Francis is convinced that the partnership will prosper: "With Teddy's intelligence and ability to come off, and Chris's runs and pace they will go together well," he said. Armstrong agrees and notes, "however many practice games you play understanding only comes from competitive games. The injuries have been frustrating".
It is at such times that Armstrong is helped by his sense of perspective, instilled by a complicated childhood and a late arrival in the professional ranks. Born in Newcastle he moved to South London as a three-year- old. Five years later he went to Wrexham to live with his foster parents, Pam and Roy Armstrong. By the time he was 16 he had left school, given up football, and was working as a packer in a beefburger factory.
Then a friend got him involved with a village team, Llay Welfare, and he was seen by a Wrexham scout and offered non-contract terms.
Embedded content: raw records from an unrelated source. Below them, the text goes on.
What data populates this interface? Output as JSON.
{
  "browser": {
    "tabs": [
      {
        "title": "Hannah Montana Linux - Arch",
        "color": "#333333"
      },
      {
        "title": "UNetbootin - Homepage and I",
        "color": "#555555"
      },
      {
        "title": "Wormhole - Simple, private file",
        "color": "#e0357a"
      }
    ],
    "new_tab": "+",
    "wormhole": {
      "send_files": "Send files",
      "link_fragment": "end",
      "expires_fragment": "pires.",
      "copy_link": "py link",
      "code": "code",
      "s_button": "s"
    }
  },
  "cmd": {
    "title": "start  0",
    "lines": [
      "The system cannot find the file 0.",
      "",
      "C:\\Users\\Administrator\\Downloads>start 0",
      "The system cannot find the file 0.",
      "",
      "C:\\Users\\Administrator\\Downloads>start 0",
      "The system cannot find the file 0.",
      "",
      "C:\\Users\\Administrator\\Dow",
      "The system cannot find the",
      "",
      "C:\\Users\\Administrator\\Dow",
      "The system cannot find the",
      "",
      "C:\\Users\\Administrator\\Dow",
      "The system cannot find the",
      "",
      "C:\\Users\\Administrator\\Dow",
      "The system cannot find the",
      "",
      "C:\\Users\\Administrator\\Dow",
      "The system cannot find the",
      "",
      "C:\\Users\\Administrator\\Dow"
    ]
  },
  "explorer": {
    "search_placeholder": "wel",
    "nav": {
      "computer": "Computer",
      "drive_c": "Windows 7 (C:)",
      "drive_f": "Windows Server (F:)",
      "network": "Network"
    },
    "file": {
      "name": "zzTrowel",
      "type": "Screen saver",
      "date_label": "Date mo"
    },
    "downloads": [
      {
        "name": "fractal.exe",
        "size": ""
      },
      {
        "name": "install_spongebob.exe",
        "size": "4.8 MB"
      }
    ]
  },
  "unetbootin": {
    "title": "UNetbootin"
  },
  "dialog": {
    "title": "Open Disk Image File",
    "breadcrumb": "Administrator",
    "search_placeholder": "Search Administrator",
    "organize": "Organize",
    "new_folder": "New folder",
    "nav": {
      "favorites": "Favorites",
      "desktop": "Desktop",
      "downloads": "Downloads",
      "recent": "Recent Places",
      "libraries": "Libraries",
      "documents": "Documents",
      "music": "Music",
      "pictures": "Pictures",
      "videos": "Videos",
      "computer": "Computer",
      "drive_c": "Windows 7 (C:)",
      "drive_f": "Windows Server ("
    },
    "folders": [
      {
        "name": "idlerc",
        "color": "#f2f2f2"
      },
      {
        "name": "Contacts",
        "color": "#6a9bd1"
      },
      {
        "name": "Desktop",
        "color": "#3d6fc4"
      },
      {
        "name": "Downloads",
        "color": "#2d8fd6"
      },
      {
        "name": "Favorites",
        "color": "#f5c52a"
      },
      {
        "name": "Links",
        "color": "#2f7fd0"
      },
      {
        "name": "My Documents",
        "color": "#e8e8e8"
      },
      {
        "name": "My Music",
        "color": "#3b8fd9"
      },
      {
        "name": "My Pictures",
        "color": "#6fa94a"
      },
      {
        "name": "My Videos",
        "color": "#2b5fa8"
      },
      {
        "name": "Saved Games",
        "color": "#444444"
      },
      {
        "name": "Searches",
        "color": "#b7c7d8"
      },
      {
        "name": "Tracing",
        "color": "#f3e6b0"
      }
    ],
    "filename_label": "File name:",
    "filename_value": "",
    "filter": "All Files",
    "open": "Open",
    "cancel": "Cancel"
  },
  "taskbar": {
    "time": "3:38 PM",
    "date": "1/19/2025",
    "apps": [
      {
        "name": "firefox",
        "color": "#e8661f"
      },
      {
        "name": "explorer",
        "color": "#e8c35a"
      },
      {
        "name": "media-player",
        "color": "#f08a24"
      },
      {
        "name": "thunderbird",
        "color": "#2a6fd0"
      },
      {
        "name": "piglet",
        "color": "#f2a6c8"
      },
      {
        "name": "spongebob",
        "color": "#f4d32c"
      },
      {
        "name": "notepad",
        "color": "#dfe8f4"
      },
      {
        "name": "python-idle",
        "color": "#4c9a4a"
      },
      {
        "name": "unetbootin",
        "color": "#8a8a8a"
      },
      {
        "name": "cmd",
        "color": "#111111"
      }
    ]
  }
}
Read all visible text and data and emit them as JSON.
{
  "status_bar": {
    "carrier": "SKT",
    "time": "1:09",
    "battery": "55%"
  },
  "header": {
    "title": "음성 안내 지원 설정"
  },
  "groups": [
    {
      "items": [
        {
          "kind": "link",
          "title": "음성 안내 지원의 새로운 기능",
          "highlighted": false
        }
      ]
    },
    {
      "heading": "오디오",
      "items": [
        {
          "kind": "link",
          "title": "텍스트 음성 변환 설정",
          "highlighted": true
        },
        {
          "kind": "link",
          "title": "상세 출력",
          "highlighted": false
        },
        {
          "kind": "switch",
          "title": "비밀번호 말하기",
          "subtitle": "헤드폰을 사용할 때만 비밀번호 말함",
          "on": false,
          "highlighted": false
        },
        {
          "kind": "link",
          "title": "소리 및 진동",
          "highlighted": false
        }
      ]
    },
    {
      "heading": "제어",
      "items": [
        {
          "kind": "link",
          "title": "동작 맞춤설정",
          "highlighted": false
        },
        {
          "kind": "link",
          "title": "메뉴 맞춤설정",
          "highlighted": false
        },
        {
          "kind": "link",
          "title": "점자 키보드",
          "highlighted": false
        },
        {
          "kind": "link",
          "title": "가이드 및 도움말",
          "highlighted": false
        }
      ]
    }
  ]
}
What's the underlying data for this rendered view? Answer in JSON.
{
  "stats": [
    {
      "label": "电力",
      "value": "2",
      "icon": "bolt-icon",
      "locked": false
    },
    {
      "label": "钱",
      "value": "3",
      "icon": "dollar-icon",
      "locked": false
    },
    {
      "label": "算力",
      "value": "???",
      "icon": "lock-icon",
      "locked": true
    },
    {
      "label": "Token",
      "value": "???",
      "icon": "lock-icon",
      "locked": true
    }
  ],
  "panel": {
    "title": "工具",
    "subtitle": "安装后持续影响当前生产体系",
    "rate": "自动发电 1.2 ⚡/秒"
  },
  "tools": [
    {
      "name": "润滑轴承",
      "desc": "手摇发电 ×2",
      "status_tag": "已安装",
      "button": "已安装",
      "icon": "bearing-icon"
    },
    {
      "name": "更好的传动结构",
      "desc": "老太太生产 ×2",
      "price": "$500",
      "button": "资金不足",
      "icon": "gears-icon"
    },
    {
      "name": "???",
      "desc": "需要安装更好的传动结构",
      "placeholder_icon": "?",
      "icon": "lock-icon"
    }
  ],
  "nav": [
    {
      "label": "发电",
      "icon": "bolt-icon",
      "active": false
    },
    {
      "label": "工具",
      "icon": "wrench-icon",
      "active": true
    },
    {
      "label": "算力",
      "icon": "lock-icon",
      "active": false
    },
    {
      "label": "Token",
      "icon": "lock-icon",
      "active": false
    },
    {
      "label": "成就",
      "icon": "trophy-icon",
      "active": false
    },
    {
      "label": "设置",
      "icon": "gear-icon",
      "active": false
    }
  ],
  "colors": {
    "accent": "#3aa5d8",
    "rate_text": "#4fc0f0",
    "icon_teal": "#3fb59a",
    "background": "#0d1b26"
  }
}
"I could not believe it. I thought my chance had passed me by. At that stage all I wanted to do was get a game in the first team - when I did make my full debut it was at Hartlepool and we lost 3-0.
"I think that background means I appreciate it more. Apprentices expect to be a footballer but I did not take it for granted. I remember getting up at 5 o'clock in the morning to work for less than pounds 100 a week. It is a different life."
Armstrong played in the European Cup-Winners' Cup with Wrexham, scoring a winner in Denmark and playing against Manchester United.
Bruce Rioch, now manager at Arsenal, signed him for Millwall in August, 1991 for pounds 50,000 and, 13 months later, Palace paid pounds 1m for him. Now he is Tottenham's record signing.
It is quite a rise and there are those who wonder if he can manage this latest step. However, his welcome, while restrained, has been warm. He got the loudest cheer of the night on Wednesday when the teams were announced and a fanzine vox pop [the cover had his picture and the headline 'Dennis Who?'] suggested most supporters feel he will prove a good signing.
Gary Mabbutt, the club captain, agreed. "He has a brilliant attitude and that is important at his age. I know from playing against him what a handful he can be. He is much more powerful than he looks. We have to remember he is still young and learning. The great thing is he knows that and is keen to learn."
"My aim is to apply myself at Tottenham and become a success," Armstrong adds. "I am positive that will happen. I have plenty of time."
The common theme in all this is time. At 24, Armstrong does indeed have time on his side but, as the focal point of a club which appears about to endure a season of Arsenal headlines, he does not have that much.
Today he faces Liverpool, not the easiest club to face with a midfield shorn of imagination and fast losing confidence. The return of Anderton cannot come soon enough for Armstrong and Spurs.Reuse content